It is a bastion tracer fort, which means that each level can give covering fire for the next level. It also exhibits characteristics of classic European fortifications such as a parade, barracks, a guardroom, gunpowder magazine, water cistern, Sally port, cannons and firing galleries. Since being built it has been in constant use in one form or another. Today it is home to the headquarters of the Royal Grenada Police Force but in the past it was the scene of fierce contention between the French and British who fought for control of the island. The Fort was also the site of the end to the Grenada Revolution on October 19, 1983.
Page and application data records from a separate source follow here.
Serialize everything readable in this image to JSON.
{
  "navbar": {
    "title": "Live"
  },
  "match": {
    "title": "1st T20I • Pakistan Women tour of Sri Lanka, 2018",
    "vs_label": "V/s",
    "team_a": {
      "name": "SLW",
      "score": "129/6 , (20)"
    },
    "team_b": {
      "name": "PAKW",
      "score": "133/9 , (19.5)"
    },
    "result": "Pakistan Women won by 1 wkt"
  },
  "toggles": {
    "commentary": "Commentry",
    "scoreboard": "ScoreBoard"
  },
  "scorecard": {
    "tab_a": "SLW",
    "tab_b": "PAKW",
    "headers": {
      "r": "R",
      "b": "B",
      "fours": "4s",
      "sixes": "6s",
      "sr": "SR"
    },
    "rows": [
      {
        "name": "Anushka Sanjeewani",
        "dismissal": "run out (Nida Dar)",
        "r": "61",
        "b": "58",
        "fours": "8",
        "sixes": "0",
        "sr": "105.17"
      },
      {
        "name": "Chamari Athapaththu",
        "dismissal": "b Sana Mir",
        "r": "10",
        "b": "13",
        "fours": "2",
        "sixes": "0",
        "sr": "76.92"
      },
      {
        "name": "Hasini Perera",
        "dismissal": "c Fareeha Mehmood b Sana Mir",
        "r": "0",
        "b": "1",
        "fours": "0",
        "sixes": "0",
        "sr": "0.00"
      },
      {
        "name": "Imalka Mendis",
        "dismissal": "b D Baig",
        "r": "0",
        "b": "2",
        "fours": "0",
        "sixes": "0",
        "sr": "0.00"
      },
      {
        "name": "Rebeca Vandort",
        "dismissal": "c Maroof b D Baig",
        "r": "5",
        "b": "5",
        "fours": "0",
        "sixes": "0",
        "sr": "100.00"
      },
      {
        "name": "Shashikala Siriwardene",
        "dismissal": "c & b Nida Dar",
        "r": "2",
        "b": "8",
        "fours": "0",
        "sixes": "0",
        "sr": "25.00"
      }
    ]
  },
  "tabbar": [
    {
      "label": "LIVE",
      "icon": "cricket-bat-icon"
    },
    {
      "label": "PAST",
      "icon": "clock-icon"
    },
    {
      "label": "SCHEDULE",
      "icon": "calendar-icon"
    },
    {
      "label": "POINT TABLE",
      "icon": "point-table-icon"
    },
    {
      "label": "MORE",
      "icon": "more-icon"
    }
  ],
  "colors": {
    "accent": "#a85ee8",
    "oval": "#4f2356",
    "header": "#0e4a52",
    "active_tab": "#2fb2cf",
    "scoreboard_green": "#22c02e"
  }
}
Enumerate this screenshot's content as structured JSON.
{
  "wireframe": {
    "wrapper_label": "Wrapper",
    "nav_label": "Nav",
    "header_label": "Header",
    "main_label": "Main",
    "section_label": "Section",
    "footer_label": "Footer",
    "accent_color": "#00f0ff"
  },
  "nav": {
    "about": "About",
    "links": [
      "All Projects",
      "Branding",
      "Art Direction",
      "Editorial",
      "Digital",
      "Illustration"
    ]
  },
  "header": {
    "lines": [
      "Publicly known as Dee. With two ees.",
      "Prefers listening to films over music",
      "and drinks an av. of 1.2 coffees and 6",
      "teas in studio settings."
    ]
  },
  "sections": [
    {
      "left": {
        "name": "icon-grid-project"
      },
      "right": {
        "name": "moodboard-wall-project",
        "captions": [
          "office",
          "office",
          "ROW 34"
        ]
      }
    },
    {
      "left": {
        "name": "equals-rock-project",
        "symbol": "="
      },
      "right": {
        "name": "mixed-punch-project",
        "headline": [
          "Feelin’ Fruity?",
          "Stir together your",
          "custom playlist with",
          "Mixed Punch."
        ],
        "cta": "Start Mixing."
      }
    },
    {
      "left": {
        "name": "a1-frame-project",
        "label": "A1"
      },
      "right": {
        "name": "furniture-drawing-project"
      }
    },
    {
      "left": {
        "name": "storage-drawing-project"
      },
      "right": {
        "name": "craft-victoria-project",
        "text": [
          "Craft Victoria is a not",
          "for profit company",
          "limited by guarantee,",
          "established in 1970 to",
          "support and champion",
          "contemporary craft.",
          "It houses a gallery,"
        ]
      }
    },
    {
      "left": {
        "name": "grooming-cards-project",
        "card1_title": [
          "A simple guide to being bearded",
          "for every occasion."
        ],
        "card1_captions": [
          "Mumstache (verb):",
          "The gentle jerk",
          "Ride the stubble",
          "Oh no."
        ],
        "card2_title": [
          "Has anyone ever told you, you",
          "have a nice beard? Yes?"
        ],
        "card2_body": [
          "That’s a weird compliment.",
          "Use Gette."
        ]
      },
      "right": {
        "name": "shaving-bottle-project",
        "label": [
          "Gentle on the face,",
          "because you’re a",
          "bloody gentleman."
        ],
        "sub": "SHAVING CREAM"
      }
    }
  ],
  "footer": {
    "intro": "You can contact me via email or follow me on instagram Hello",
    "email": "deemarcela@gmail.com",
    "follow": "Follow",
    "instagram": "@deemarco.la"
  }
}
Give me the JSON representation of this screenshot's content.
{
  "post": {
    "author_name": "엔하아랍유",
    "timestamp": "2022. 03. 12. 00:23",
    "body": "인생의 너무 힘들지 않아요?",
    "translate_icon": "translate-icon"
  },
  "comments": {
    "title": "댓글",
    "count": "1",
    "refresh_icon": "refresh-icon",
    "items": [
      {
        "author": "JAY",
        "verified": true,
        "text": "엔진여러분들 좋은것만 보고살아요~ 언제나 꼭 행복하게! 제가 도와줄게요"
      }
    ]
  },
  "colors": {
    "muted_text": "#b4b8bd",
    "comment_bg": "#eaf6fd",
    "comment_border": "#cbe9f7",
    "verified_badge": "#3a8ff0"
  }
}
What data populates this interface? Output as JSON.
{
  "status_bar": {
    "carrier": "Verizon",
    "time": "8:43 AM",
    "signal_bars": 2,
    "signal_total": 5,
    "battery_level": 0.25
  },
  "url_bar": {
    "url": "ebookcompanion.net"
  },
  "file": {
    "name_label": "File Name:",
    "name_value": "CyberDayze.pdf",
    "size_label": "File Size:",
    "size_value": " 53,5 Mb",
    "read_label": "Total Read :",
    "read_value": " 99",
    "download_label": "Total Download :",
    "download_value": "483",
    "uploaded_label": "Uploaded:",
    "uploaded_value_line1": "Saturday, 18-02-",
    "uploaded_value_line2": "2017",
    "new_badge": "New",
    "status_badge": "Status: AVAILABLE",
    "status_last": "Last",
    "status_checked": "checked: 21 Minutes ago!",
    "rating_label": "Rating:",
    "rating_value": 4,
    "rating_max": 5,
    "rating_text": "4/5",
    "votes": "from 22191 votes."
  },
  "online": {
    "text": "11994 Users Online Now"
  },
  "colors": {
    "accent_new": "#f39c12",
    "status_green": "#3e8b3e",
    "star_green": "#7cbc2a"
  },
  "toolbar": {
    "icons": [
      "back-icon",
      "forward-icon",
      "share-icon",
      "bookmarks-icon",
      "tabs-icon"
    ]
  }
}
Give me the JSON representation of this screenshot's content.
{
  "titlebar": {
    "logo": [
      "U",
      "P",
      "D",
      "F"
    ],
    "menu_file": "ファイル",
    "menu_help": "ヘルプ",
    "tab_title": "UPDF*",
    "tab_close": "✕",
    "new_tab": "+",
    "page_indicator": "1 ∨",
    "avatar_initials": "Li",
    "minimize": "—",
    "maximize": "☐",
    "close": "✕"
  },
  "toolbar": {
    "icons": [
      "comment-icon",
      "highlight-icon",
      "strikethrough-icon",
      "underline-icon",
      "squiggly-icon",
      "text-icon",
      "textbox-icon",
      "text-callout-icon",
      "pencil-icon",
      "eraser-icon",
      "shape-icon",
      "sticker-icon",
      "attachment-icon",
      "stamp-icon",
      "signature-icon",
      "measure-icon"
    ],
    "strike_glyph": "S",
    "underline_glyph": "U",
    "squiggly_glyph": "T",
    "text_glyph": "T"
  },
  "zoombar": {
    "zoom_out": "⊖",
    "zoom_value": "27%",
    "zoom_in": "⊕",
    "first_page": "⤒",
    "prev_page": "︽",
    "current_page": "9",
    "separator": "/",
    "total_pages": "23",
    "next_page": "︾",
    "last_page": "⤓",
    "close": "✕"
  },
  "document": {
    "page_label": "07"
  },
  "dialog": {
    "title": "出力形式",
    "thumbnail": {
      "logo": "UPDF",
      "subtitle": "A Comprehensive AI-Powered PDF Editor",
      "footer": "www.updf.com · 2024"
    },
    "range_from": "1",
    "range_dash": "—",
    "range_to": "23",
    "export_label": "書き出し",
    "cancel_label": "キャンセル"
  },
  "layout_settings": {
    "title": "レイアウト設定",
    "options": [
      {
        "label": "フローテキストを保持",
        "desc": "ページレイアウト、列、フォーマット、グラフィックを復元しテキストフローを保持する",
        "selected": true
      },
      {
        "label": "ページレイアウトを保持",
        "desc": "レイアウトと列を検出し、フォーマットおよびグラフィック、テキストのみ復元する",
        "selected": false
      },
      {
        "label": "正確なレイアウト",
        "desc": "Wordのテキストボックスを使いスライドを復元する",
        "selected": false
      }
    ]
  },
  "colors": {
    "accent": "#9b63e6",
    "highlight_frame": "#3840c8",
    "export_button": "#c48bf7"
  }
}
Fort George serves up unmatched sweeping views of the Town of St. George, the harbour, southern coastline and the ocean. Much of its elaborate colonial structure remains intact, and part of the pleasure of a visit is rambling around the passages and stairs of the ancient stone fortifications. Fort George still maintains a battery of old cannons, which are excellent for fun photos to remember your trip.
Getting there is quite easy, as there is access from next to the exit to the Sendall tunnel via steps, or the main road which continues on to the General Hospital.